NEW YORK (AP) — A detective heard on video berating an Uber driver and asking, "How long have you been in this country?" was stripped of his gun and badge Wednesday and will be transferred from the police anti-terrorism division, officials said.
Police Commissioner William Bratton called Detective Patrick Cherry's comments inappropriate as the city's Civilian Complaint Review Board, a police watchdog agency, investigated the incident. Seen widely on a passenger's video posted online, the episode comes as the New York Police Department's rank-and-file officers are being trained in how to engage courteously with the public to de-escalate situations.
"In any kind of encounter, discourtesy like that and language like that is unacceptable," Bratton said. "That officer's behavior reflected poorly on everyone who wears our uniform."
City Detectives' Endowment Association President Michael J. Palladino said Cherry is "a person of good character and an excellent detective," and he noted that personal matters can affect police behavior sometimes.
"He really should not be judged by one isolated incident," Palladino said in a statement.
The detective pulled over the driver with the ride-hailing service Uber on Monday in Manhattan. It's not clear exactly what spurred the traffic stop, but Cherry is seen on the video accusing the driver of committing various traffic violations while the detective tried to park his car.
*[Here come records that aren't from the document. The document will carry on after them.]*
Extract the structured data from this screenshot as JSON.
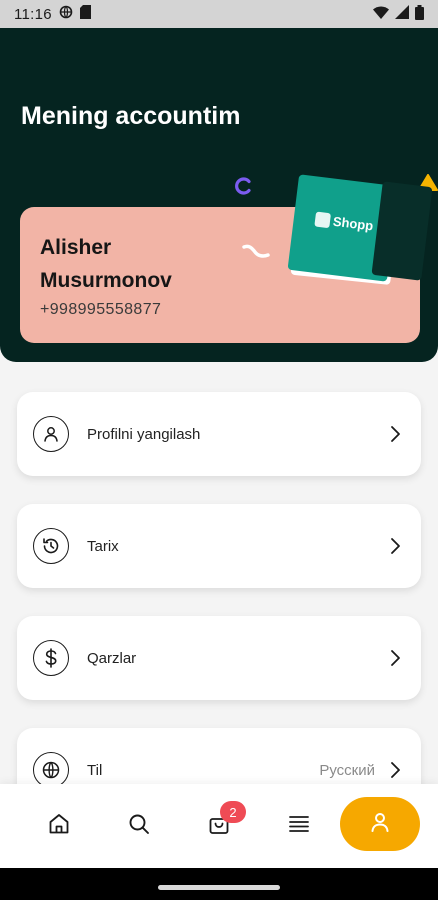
{
  "status_bar": {
    "time": "11:16"
  },
  "header": {
    "title": "Mening accountim"
  },
  "card": {
    "name_line1": "Alisher",
    "name_line2": "Musurmonov",
    "phone": "+998995558877",
    "bag_logo_text": "Shopp"
  },
  "menu": {
    "items": [
      {
        "label": "Profilni yangilash",
        "icon": "user-icon"
      },
      {
        "label": "Tarix",
        "icon": "history-icon"
      },
      {
        "label": "Qarzlar",
        "icon": "dollar-icon"
      },
      {
        "label": "Til",
        "value": "Русский",
        "icon": "globe-icon"
      }
    ]
  },
  "bottom_nav": {
    "cart_badge": "2",
    "items": [
      "home-icon",
      "search-icon",
      "cart-icon",
      "menu-icon",
      "profile-icon"
    ],
    "active": "profile-icon"
  },
  "colors": {
    "header_bg": "#052420",
    "card_bg": "#f2b4a6",
    "accent": "#f6a800",
    "badge": "#ef4b55",
    "bag_green": "#10a08b"
  }
}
The detective swears, shouts at the driver and brusquely questions his accented English as the driver gives compliant responses, calling the detective "sir" and apologizing at one point for interrupting to say, "OK."
"I don't care what you have to say. Do you understand that?" the detective says at one point, adding that people should be able to park "without your interference and then your opinion about what's going on — especially when the person you do it to are the police!"
After saying he doesn't know "where you're coming from, where you think you're appropriate in doing that," Cherry asks the man how long he's been in the U.S. The driver tells him it's been two years.
Cherry goes on to say the driver would be handcuffed and taken to a precinct for summonses if the detective weren't busy with other things: "You're not important enough," he says.
San Francisco-based Uber, which has grown rapidly in New York in recent years, called the detective's behavior "wrong and unacceptable." Police and the company haven't released the driver's name.
The passenger who shot the video referred questions about the encounter to authorities.